Question number 1 , this is more so a question about other species, not humans, and why I'm asking GC is because whenever I ask about other species on science subreddits, I get answers from TRAs. So if any GC here is knowledgeable on the topic of biology and whether or not sex is binary in other sexually reproducing species I would appreciate if you answered this question, why is sex a binary and not bimodal in all sexually reproducing species?
In other sexually reproducing species, hermaphrodites that produce both sperm and egg show that the experience of sex is not binary, the options for an individual organisms sex are not limited to 'male' or 'female', and can be something else such as a hermaphrodite that is not male or female, and produces both egg and sperm.
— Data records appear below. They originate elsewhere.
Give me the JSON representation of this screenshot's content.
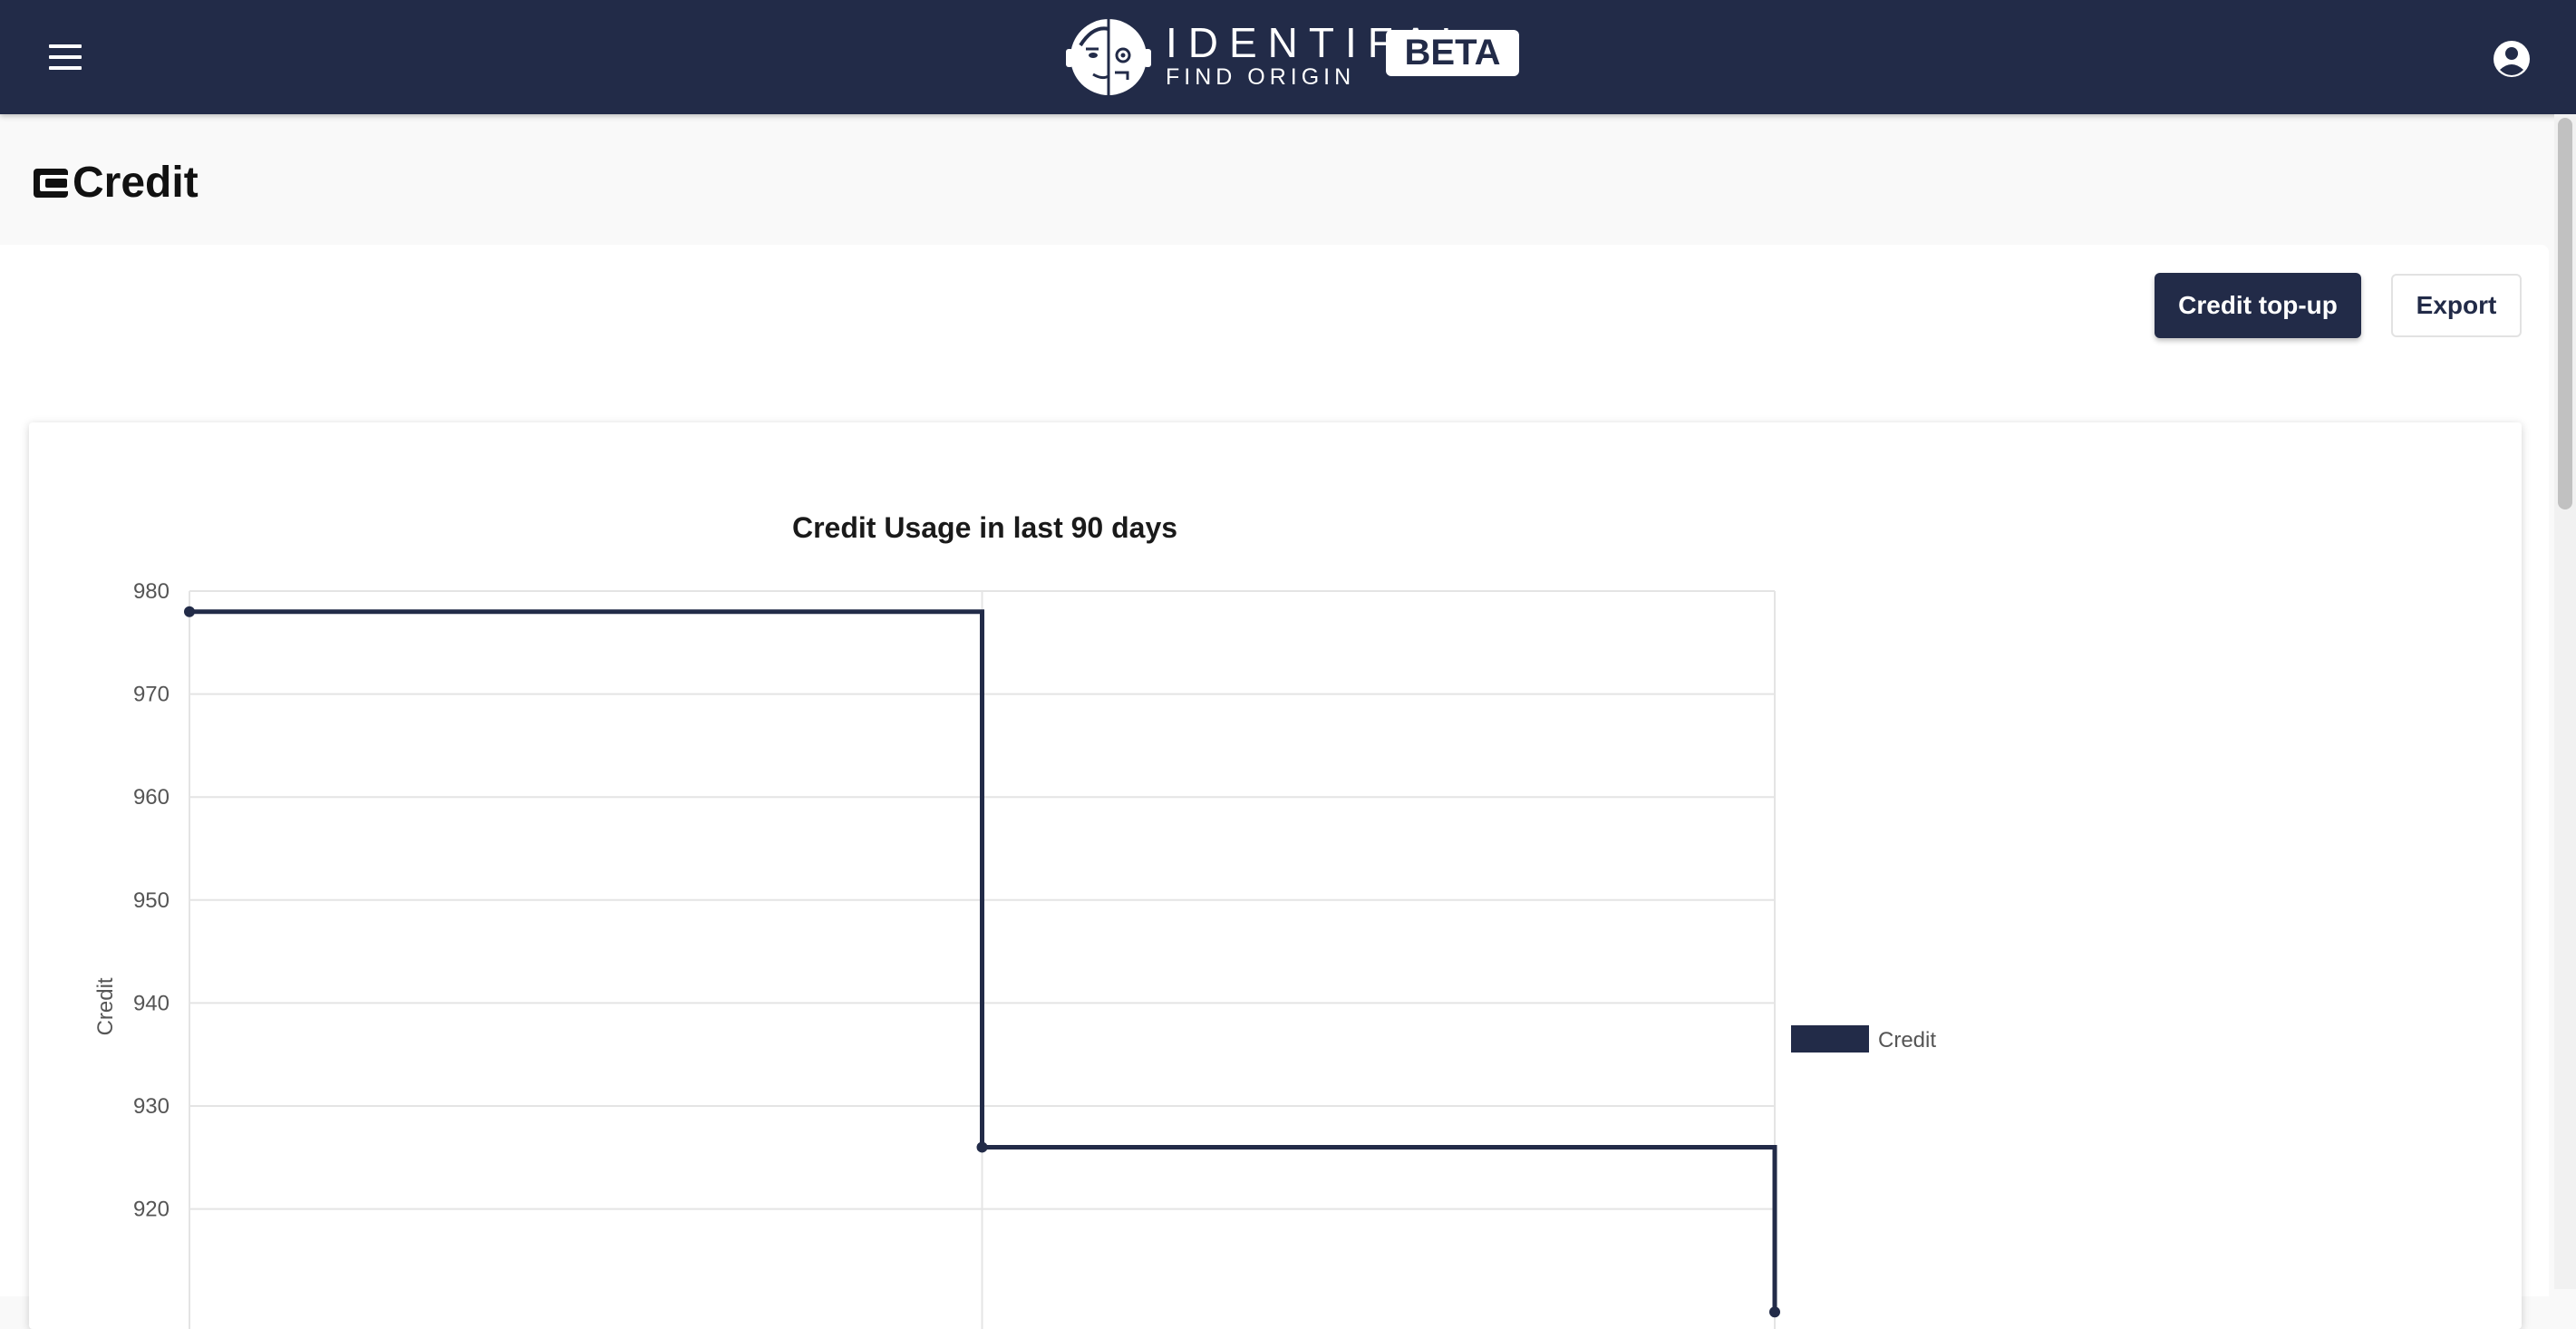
{
  "header": {
    "brand_name": "IDENTIFAI",
    "brand_tagline": "FIND ORIGIN",
    "badge": "BETA",
    "menu_icon": "hamburger-menu-icon",
    "account_icon": "account-circle-icon",
    "colors": {
      "navbar": "#222b48",
      "text": "#ffffff"
    }
  },
  "page": {
    "title": "Credit",
    "title_icon": "wallet-icon"
  },
  "actions": {
    "topup_label": "Credit top-up",
    "export_label": "Export"
  },
  "chart_data": {
    "type": "line",
    "stepped": true,
    "title": "Credit Usage in last 90 days",
    "xlabel": "",
    "ylabel": "Credit",
    "ylim": [
      910,
      980
    ],
    "yticks": [
      980,
      970,
      960,
      950,
      940,
      930,
      920
    ],
    "grid": true,
    "legend_position": "right",
    "series": [
      {
        "name": "Credit",
        "color": "#222b48",
        "points": [
          {
            "x": 0,
            "y": 978
          },
          {
            "x": 1,
            "y": 926
          },
          {
            "x": 2,
            "y": 910
          }
        ]
      }
    ]
  }
}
A binary system does not mean "two"; or "both" it means a system in which there are two options, an either/or situation.
Hermaphrodites introduce a scenario where the options are "either/or" and "both/neither", that means by definition sex is no longer a binary system in other species because there is a third option of expressing sex through producing both sperm and egg ... Why don't hermaphrodites show that in other sexually reproducing species sex is not a binary?
Question number 2 , Why isn't someone less of a male or less of a female if they can not produce sperm or egg, have removed all genitalia in surgery, have big or small breasts, have less or more body and facial hair, etc?
When we say sex is bimodal and a spectrum, we mean a female that can not produce eggs, has removed all female genitalia in surgery, has small breasts, has more body and facial hair etc. is less of a female than a female that can produce eggs, has all female genitalia, has big breasts, has less body and facial hair etc.
Same goes for males, we mean a male that can not produce sperm, has removed all male genitalia in surgery, has big breasts, has less body and facial hair etc. is less of a male than a male that can produce sperm, has all male genitalia, has small breasts, has more body and facial hair etc.
When we say sex is bimodal, we mean there is a male side and there is a female side in the bimodal distribution, we mean that one becomes a trans female if they have changed their secondary and/or primary sex characteristics via hormones and/or surgery to be on the female side of the bimodal distribution, and that one becomes a trans male if they have changed their secondary and/or primary sex characteristics via hormones and/or surgery to be on the male side of the bimodal distribution
Why are those statements false? Why is sex not a bimodal distribution? Are there any biologists here or in other places that have explained why sex is not bimodal and is a binary across all sexually reproducing species?
Question number 3 Saying that sperm = man and egg = woman is a pretty wobbly position. If we were to make a similar argument about other classifications, it would be: Backbone (the feature) = mammal (the category). Except that isn't true. Any number of vertebrates could have backbones, and so the presence of a backbone does not indicate one is a mammal.
Now we can flip this to category/feature and say woman = egg or man = sperm. Except that also isn't true. Post-menopausal women do not produce eggs.
In one scenario, imagine a woman or man removes all genitalia in surgery, they have no genitalia left anymore, they can not produce sperm or egg, how come they are not less of their sex for losing those abilities and are not of a different sex category after the removal of all genitalia?
So then it seems "those that produce eggs are women" or "those that produce sperm are men" is incorrect, as one does not need to have/produce eggs to be a woman or have/produce sperm to be a man.
Why am I wrong in that? Can you explain to me where I'm wrong in my beliefs